Thursday, October 15, 2009
JOHN TANNER, THE FALCON
Hansa-Hewlett Publishers of Kalamazoo, MI. recently published Charles Daudert‘s Narrative of John Tanner, The Falcon (found at Amazon and other major book stores.
This newest edition contains Tanner’s original Indian Captivity as he relayed it to Dr. Edwin James, M.D. It also includes the original Treatise on Indian Language and customs by Dr. James. Edwin James, M.D., was a renowned botanist and naturalist, and an Army surgeon at Fort Sault St. Marie, where Tanner had found employment as an Army interpreter.
Daudert, an Attorney as well as an accomplished author, has several published books in areas under History, Religion, and Academic. In his newest effort, he offers his own (new) Introduction based on his lengthy research. A special feature, is his splendid “Epilogue”. This life-long Attorney, has thoroughly reviewed legal issues in the question of “Who killed James Schoolcraft?”
While some allege that Tanner killed James, the brother of Henry Schoolcraft, by whom Tanner had been employed, Daudert offers additional research and provocative insights while weaving his way through a maze of prospective candidates for this as yet unsolved murder of nearly two centuries past--material not before published.
“The Falcon” provides a fascinating narrative of a victim suffering indignities that shape his life--so much not of his making. It offers insight into the daily life of earlier native America. It reflects the inevitable conflict of cultures as well as the corruption, suppression and ultimate destruction of Native American culture--not to mention the corrupt politics of Anglo-European interests.
Kidnapped from his father's Kentucky farm on the Ohio River at age nine, John Tanner was carried north by Shawnee Indians to Saginaw--Michigan Territory. Two years later he was bartered to an Ottawa tribe at Petoskey. At 13 he was taken to the region of present-day Winnipeg, where he endured a gut-wrenching 30 years of living, hunting, and starving among the Ojibway people--totally culturally assimilated.
Tanner married twice, and had a family, but lost all knowledge of English except for a few rudimentary words.
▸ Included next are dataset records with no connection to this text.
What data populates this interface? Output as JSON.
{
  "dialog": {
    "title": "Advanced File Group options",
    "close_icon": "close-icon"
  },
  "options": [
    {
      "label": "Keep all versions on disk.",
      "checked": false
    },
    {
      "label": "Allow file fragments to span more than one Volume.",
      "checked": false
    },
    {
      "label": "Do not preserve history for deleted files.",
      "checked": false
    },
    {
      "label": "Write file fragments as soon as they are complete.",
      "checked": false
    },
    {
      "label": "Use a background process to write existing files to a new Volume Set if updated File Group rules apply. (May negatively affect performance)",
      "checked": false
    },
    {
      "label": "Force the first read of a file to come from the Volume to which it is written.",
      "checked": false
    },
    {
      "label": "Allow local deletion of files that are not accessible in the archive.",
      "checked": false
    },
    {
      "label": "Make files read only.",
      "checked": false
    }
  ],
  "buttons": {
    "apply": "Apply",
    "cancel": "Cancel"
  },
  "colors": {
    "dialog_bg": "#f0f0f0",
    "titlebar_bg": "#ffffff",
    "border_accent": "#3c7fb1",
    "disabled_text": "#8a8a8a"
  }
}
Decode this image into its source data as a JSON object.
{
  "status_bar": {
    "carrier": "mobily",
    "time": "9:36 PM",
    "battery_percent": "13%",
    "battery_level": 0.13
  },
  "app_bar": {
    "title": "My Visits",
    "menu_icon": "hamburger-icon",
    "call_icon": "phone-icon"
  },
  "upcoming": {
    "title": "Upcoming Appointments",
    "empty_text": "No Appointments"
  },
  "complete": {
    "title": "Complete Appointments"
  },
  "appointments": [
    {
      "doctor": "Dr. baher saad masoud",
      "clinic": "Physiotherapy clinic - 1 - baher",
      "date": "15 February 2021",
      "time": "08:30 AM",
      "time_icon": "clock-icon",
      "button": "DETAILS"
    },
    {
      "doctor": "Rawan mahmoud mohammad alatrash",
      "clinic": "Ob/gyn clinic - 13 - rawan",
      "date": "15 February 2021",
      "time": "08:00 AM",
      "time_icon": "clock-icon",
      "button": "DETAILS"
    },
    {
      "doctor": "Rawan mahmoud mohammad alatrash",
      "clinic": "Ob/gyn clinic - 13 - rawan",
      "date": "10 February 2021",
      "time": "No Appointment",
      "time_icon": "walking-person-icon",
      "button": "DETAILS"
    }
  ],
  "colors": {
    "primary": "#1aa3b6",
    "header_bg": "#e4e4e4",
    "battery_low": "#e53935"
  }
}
At age thirty-nine, opportunity came for a return to the “Soo”. Meeting Dr. James, he found members of “his family”--a story by itself.
Dr. James wrote down Tanner's autobiography as Tanner told it. In 1830 they published A NARRATIVE OF THE CAPTIVITY AND ADVENTURES OF JOHN TANNER (U.S. INTERPRETER AT THE SAUT de SAINTE MARIE) DURING THIRTY YEARS RESIDENCE AMONG THE INDIANS IN THE INTERIOR OF NORTH AMERICA.
This new edition--Tanner, James, Daudert--includes the original 1830 edition, by Dr. James, with his lengthy treatise of Indian culture and language. Daudert adds a thoroughly researched new Introduction and an interesting Epilogue, along with photographs, maps and brief biographical notes of important people in Tanner's life.
While Dr. Edwin James was an outspoken champion of the Indians, his account of Tanner failed to prevent the “Trail of Tears” and related tragedies. But as we learn, not all forest Indians were corrupted, although perceived as “savages.“ Daudert reminds us that Tanner’s band was rescued from death and starvation by Indians of the forest regions who still practiced the traditions of Native American culture that served them so well for so many generations, until exploited by the White Man‘s “Spirits” and other corruptive influences.
Daudert intends for his expanded edition to enlighten students of Native American culture, as well as achieve some of the purposes originally intended by Edwin James. While I found more information than I could immediately digest, I found a very readable story of a historical character that was new to me--a great read. In addition, mystery, historical intrigue, legal and social issues, fired my mind with interest.
I satisfied myself with who did NOT murder James Schoolcraft; I wonder who you think did. I recommend this new edition by Charles Daudert for your informed reading pleasure. It is apparently selling quite well at Amazon--John Tanner, the Falcon
Wayne, walking with Warner,